-- Activity --
For each line in the data below that holds "icon", return a copy.

-- Items from a dataset --
= = = =

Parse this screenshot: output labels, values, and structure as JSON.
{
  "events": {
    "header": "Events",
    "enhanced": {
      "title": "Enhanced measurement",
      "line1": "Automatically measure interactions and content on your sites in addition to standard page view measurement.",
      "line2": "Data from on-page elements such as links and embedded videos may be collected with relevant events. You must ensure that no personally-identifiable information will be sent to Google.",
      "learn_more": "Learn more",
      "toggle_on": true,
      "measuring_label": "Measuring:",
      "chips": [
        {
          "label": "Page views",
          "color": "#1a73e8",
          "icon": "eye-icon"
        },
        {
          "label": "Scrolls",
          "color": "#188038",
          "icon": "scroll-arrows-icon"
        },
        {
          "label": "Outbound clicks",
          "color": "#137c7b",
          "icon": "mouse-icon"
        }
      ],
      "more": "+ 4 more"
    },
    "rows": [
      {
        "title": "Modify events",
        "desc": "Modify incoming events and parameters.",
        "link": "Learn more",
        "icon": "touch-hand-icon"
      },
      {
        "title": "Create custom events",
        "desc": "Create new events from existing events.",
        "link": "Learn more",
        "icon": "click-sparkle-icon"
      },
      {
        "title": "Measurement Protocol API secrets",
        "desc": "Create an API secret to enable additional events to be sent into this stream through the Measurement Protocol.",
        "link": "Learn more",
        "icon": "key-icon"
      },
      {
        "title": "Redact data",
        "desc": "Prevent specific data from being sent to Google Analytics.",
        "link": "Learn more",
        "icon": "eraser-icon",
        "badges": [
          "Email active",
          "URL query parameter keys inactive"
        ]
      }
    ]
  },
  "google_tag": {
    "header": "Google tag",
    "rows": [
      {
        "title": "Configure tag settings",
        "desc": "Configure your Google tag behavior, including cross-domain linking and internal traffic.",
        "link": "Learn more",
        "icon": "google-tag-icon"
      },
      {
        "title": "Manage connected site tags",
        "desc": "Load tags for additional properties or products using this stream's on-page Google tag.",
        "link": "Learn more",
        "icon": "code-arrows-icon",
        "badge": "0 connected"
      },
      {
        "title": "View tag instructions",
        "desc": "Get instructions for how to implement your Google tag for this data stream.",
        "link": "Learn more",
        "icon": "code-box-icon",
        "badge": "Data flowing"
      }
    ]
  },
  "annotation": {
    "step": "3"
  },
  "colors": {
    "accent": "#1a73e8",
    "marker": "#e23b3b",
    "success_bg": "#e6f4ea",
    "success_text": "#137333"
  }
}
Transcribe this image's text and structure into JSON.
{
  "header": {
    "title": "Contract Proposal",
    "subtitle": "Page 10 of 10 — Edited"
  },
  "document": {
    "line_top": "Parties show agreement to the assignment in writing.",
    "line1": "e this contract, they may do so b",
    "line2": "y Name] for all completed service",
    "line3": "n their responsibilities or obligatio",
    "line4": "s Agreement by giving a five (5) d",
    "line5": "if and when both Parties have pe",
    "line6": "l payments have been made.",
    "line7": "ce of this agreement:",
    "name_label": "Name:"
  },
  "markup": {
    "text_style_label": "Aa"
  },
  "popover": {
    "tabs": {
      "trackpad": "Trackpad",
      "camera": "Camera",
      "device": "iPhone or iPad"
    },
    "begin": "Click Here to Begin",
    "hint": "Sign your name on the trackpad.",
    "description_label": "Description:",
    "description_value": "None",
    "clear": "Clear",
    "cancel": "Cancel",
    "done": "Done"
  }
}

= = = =

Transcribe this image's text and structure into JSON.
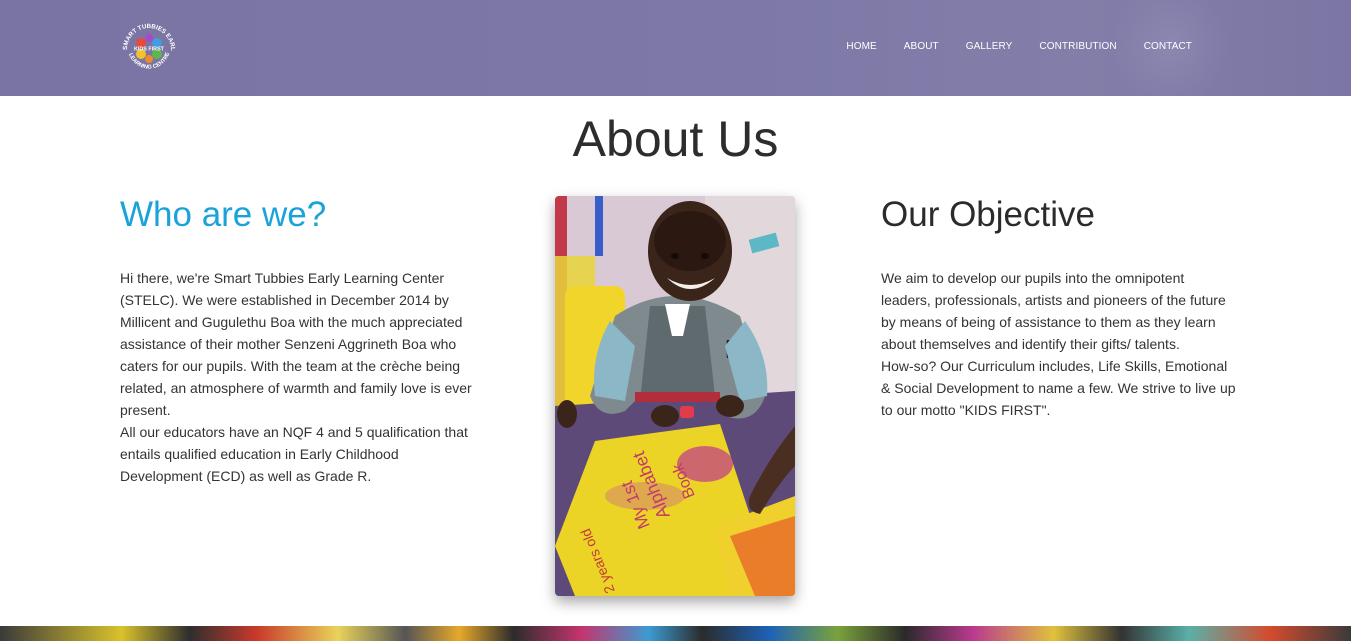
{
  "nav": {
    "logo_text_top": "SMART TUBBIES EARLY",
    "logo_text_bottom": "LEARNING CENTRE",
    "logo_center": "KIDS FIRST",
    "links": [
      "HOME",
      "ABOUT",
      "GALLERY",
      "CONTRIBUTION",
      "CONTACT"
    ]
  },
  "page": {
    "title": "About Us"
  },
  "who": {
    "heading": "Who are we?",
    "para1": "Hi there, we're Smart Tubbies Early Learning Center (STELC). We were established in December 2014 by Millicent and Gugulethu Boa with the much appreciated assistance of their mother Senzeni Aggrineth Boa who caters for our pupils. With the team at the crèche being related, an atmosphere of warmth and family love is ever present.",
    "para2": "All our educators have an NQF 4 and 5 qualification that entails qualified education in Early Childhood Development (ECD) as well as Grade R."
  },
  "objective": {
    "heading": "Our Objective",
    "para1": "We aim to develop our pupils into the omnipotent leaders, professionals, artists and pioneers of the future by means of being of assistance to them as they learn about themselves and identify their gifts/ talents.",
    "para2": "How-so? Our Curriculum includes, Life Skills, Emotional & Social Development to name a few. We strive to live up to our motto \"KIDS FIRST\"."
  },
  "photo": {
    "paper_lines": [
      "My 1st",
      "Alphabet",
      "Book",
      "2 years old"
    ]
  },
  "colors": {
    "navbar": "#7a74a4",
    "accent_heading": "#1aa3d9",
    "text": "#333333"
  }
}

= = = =

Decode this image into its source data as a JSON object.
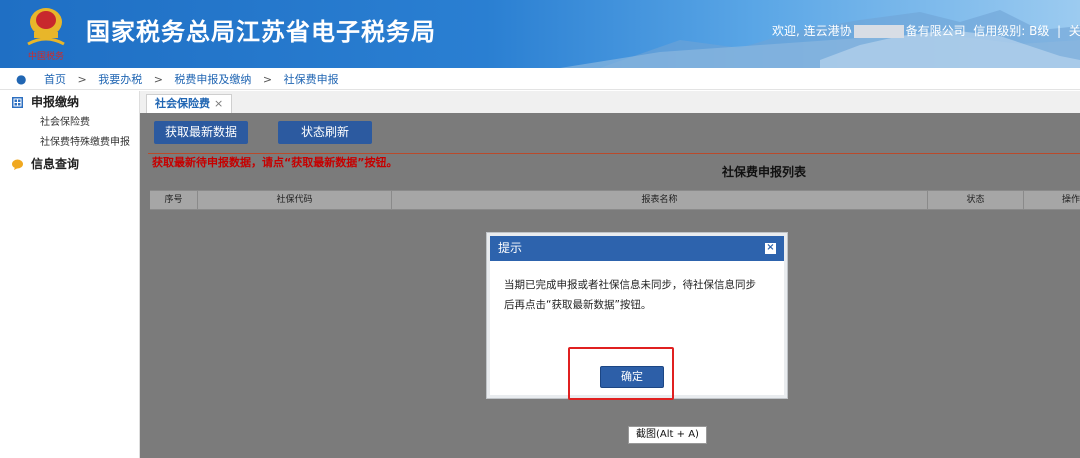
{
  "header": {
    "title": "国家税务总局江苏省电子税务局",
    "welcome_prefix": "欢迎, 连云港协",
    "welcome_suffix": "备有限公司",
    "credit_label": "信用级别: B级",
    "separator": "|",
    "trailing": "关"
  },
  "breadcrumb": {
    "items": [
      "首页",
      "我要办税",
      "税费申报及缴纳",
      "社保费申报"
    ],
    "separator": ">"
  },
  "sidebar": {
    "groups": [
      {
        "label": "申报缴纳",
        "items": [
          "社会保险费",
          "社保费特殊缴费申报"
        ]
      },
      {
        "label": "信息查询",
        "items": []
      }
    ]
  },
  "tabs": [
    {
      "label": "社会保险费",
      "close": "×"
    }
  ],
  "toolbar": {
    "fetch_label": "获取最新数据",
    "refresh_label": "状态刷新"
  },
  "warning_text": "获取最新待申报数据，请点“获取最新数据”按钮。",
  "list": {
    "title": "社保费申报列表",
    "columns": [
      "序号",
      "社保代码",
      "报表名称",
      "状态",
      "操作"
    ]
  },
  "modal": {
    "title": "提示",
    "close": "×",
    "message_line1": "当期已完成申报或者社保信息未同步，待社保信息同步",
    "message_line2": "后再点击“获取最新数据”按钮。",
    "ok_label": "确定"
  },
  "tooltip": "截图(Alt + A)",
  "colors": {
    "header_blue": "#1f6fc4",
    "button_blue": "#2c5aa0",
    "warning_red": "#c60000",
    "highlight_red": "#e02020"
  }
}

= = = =

-- Output --
          "icon": "eye-icon"
          "icon": "scroll-arrows-icon"
          "icon": "mouse-icon"
        "icon": "touch-hand-icon"
        "icon": "click-sparkle-icon"
        "icon": "key-icon"
        "icon": "eraser-icon",
        "icon": "google-tag-icon"
        "icon": "code-arrows-icon",
        "icon": "code-box-icon",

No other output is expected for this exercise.